Finally, he regrets that he did not live in an age when he must have burnt his work. With this conviction, Rousseau chose for the subject of his work, not that virtue which had never parted, but that which rising after a fall, makes amends for a fault committed in youth, by sacrifices of the heart, of all life, in the strict fulfilment of duties. His theme is that passion and crime disturb existence, and entail upon it a long series of sufferings and misfortunes; after which rest, peace, and happiness are recovered in the bosom of virtue. Rousseau pays, at the expense of the tumults of stormy passion, a high tribute to the serenity produced by a virtuous life. Is there in this a moral sense?

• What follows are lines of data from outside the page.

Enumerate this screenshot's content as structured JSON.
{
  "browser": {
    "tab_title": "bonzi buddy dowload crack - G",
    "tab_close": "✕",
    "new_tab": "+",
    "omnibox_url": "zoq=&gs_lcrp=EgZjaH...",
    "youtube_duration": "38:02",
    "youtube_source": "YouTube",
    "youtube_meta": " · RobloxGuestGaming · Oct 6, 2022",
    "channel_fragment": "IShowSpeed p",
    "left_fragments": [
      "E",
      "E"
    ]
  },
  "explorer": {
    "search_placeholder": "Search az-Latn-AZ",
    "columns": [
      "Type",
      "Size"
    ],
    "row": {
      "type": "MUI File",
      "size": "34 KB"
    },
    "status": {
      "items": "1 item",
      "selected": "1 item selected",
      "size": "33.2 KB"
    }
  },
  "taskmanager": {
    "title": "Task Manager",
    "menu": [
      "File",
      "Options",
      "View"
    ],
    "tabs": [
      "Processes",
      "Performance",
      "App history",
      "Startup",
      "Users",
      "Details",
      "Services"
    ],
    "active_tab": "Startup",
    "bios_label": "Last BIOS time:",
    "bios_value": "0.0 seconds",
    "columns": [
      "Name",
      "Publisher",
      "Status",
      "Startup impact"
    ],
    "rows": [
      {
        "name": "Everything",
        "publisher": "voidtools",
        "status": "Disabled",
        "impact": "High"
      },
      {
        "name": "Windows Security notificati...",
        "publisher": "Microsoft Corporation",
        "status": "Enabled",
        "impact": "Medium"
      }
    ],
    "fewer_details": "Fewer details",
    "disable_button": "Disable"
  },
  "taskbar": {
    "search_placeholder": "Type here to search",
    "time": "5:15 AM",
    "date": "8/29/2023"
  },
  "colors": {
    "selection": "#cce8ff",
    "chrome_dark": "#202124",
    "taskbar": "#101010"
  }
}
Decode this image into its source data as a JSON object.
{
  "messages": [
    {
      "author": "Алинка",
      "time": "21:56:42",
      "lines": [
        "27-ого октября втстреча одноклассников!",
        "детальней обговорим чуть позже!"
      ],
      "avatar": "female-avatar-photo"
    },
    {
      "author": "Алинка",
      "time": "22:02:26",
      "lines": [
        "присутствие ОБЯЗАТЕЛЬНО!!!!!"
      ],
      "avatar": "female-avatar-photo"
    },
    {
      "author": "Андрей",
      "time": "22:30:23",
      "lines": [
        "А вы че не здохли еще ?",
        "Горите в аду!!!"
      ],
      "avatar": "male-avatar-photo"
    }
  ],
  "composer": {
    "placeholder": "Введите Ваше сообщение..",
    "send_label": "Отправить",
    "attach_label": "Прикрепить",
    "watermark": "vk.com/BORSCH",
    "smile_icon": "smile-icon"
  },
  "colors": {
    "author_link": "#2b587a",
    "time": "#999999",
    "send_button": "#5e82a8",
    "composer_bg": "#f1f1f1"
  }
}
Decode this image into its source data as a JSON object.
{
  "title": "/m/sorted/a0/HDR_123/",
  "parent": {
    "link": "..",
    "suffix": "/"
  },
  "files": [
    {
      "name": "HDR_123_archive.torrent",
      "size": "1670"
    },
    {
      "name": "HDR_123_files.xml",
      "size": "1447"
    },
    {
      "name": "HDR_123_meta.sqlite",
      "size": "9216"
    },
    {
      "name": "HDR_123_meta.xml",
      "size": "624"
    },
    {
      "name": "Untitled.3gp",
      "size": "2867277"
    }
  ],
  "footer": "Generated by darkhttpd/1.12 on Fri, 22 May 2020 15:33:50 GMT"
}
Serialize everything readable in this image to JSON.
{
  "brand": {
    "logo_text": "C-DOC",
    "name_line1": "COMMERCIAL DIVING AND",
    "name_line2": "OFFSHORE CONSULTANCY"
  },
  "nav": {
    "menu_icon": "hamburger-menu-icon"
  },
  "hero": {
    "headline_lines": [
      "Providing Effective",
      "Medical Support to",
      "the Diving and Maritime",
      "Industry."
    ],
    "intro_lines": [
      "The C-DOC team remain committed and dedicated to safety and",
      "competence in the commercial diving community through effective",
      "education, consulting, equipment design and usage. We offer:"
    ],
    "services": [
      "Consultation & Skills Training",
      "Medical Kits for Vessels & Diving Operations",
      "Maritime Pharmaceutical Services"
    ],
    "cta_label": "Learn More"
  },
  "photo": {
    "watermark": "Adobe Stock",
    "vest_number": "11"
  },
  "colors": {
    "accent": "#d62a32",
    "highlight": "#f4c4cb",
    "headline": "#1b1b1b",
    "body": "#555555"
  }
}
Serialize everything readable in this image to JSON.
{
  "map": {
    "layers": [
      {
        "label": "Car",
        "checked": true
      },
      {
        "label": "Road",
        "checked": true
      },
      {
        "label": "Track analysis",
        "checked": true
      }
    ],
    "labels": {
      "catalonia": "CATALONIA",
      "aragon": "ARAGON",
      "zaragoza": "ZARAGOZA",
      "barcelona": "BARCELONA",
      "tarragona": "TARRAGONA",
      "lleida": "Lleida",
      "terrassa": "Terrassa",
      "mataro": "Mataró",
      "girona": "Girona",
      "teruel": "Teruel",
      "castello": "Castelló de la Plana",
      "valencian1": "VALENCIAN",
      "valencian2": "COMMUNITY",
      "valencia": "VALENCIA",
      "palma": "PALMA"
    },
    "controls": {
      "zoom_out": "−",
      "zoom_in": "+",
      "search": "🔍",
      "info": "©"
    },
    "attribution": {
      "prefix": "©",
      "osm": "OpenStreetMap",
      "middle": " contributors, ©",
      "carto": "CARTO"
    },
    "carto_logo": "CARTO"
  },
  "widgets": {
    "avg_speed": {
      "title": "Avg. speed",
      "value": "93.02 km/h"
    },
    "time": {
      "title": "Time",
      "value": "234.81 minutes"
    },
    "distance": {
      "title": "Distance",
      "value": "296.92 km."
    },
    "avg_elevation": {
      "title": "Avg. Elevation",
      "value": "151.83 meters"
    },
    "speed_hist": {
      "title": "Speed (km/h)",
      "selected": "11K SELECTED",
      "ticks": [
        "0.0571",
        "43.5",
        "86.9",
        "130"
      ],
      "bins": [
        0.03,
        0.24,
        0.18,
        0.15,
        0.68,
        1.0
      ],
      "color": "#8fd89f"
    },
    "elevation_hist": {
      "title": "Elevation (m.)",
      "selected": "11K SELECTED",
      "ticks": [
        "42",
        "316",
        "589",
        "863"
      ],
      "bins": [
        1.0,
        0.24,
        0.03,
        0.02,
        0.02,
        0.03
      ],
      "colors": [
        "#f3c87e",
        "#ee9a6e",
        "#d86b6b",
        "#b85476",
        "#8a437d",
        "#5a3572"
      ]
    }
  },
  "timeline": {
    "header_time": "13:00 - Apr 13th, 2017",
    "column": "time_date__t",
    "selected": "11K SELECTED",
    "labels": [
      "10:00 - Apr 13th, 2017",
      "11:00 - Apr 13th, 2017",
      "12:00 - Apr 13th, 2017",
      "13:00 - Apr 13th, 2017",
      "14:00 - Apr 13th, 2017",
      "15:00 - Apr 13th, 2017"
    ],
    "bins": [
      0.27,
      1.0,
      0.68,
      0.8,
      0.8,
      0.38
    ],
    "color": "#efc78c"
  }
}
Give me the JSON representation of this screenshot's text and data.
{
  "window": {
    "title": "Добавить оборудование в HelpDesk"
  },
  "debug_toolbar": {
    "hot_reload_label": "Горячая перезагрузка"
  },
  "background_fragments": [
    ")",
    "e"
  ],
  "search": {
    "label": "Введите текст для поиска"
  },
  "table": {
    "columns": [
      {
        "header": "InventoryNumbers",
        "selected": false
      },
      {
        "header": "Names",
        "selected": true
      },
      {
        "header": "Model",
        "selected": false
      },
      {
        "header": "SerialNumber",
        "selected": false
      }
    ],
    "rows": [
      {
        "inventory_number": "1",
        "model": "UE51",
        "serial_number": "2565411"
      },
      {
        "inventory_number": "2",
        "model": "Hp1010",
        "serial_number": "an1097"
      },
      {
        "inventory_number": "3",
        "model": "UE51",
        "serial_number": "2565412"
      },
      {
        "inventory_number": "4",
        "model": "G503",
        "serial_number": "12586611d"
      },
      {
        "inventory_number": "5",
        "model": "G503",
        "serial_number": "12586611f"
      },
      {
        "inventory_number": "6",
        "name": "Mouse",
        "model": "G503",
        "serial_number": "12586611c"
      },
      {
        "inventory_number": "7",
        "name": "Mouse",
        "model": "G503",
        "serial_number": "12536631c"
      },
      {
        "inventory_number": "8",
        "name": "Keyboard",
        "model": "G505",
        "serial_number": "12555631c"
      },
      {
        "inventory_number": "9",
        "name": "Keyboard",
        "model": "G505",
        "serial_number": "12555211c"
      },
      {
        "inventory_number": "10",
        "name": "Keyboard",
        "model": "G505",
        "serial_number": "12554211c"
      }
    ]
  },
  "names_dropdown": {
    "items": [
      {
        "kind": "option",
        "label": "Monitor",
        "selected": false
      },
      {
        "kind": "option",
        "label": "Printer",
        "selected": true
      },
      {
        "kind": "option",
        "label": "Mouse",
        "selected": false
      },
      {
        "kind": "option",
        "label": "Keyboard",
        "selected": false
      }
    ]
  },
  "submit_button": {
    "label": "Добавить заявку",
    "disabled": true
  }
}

The story is simple and so well known that it need not be long dwelt on here. The daughter of virtuous parents is seduced by a man of inferior condition to her own, and they will not sanction their union. The lovers are painted in the most attractive colours, and the author tries even to throw the charm of innocence over their criminal love, and to find excuses for her in the imprudence of her mother, who had allowed them to associate, in circumstances, and in the blindness of passion. Truth and morality, however, do not suffer by this attempt, for it is the spectators and not the actors themselves who thus look upon the drama; since the maiden feels her degradation and the lover knows that he is a vile seducer whom the law may visit with rigorous justice. Their peace is gone; they pass through an ordeal of painful trials, aggravated yet more by remorse. This is the mere prologue. Julia, who is the chief personage, separated from her lover, but not from love, at length arrives at the critical moment for her happiness-and the novel at the critical point of its morality. The first is now to be decided, the second to be made manifest. On one side of the misguided Julia stand, virtue, duty, filial piety for her father; for the mother, the cause of her daughter's aberration, has just died; on the other her faithful and unhappy lover, and love with all its allurements. To which side will Julia pass? She had been weak, she was degraded, but in the arms of guilt she felt her degradation, and therefore did not irrevocably fall a victim to it. Lord Edward, the friend of her lover, proposes their elopement, and offers a safe and splendid asylum for their love. But Julia must then desert her father,-and she refuses the offer. Her father urges her to marry a man whom she does not love; her heart shrinks; but she complies with the request of her parent. The sacrifice appears to her as a just expiation by an offending daughter; the just punishment of a guilty child. But then comes the wonder. No sooner has Julia broken the
* Preface to the Nouvelle Heloise.